1. Those which relate to the construction of the sustaining wings
2. Those which relate to the generation and application of the power required to drive the machine through the air
3. Those relating to the balancing and steering of the machine after it is actually in flight
In the early days of the Wright Brothers’ experiments, they felt little need to work on the aeroplane’s wings. Before starting with their experiments, the Wright Brothers had studied earlier work in their field. As a result, the Brothers’ remarked: “Men already know how to construct wings…” But they were proved wrong. Once they started with their trails, they realized the need to improve the wing design. In November 1901, the Wright brothers built a wind tunnel to experiment with wing design. They could calculate values of drag and lift for the aircraft wings at the various angle of attack. Further, they could study the effect of air on wings with various aspect ratios, tip shape, and other wings design. These tests ended up in Wright Brother’s creating a glider that was closer than any previous machine that could fly.
The aeroplane needed an engine to push itself forward. And it wasn’t the two P&W or Rolls Royce engines that you see today. The Automobile industry developed lighter and powerful engines that Wright Brothers thought were just what they needed for their aircraft. They knew that an internal combustion engine could power the aircraft. After three years of experiments and all those data from the wind tunnel, the Wright Brothers knew what type of engine they wanted. They employed Charles Taylor, a machinist at their bicycle shop, to build a 4-cylinder engine with a cast aluminium block, weighing 90 Kg and producing 12.5 Hp.
Balancing and Steering the machine: the problem of control
An aeroplane can move on three axes of motion. Three axes are:
Wings can roll left or right, move from side to side
The nose can pitch up and down

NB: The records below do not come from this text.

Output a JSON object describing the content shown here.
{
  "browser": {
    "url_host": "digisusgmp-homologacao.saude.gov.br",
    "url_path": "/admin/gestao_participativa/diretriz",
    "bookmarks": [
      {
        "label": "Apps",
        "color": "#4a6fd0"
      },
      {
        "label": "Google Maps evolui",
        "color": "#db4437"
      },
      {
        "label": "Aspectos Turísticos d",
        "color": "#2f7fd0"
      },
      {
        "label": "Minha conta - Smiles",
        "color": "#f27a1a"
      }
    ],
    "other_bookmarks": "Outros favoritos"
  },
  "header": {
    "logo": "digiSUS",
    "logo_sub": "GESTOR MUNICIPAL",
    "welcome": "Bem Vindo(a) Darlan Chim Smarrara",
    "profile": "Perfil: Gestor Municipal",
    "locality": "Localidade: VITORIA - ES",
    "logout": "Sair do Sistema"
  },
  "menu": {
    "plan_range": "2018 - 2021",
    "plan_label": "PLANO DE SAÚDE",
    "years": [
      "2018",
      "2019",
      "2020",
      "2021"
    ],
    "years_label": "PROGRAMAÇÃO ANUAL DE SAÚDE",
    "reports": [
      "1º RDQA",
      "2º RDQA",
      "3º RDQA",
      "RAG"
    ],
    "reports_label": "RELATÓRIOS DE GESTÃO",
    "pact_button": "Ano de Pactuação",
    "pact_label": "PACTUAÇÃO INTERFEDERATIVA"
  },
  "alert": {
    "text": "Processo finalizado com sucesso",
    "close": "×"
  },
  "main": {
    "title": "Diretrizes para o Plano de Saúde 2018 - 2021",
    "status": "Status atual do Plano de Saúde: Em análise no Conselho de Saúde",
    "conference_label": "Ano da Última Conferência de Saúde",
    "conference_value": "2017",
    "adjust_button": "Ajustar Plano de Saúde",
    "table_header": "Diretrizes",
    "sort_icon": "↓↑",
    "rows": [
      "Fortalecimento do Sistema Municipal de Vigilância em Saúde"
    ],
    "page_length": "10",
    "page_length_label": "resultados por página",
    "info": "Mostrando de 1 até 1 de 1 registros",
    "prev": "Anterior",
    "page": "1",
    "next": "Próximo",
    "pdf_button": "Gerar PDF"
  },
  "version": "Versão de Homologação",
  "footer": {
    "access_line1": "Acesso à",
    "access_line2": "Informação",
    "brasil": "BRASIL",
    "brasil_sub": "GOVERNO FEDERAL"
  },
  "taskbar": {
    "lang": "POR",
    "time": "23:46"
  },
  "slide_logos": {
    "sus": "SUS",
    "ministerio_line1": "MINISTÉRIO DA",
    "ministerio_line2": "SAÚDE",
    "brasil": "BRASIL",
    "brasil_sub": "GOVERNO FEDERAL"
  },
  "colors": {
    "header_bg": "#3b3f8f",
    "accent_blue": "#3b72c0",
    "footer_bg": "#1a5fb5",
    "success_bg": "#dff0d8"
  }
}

The nose can yaw side to side. This, along with roll, can be used to turn the aircraft left or right.
Controlling the roll was the biggest challenge. Inventors before Wright Brothers couldn’t find a way to control the roll or side to side movement. Most early inventors thought it was humanly impossible to control the aeroplane on all its three axes of motion. They looked for some inherent stability rather than an active control system. And this is precisely what Wright Brothers changed- an active control system. The active control system could control the aeroplanes’ motion on all three axes and at any time during the flight. For this, the Wright Brothers invented wing warping. The Wright Brother got this idea when he was in his bike shop and came across a box. He twisted the box and noticed that while the shape of the box changed, the structure of the box was rigid. He used this idea to make the wings flexible. They thrusted the wings with wire at the centre for rigidity, but in the outer section, they didn’t put cross bracing near the wingtips so that wingtips could move.
The wingtips were connected by wires that led to a foot pedal; the wires pulled on the wingtip, and the shape of the outer wing changed. The change in shape caused one wing to have a sharper angle of attack and one side to have a lesser angle of attack. So, the side with the sharper angle of attack generated more lift than the other side; therefore, the aeroplane turned to the side of wings that had a lesser lift. And this is how Wright Brothers were able to build a flyable machine-fully controllable aeroplane.
Learnings from Wright Brothers
You need to be mindful of your environment. The Wright Brother was able to apply what he observed at his bike shop to the experiments.
Learning can come from anywhere; You need to have an open and active mind for it
Persistence. The Wright Brothers’ achievement was not overnight as with any success that comes
Keep yourself updated with what is happening in your work area and in the work area connected to your primary work area. The Wright Brothers were aware that they need help from the automobile industry for the aeroplanes’ engine.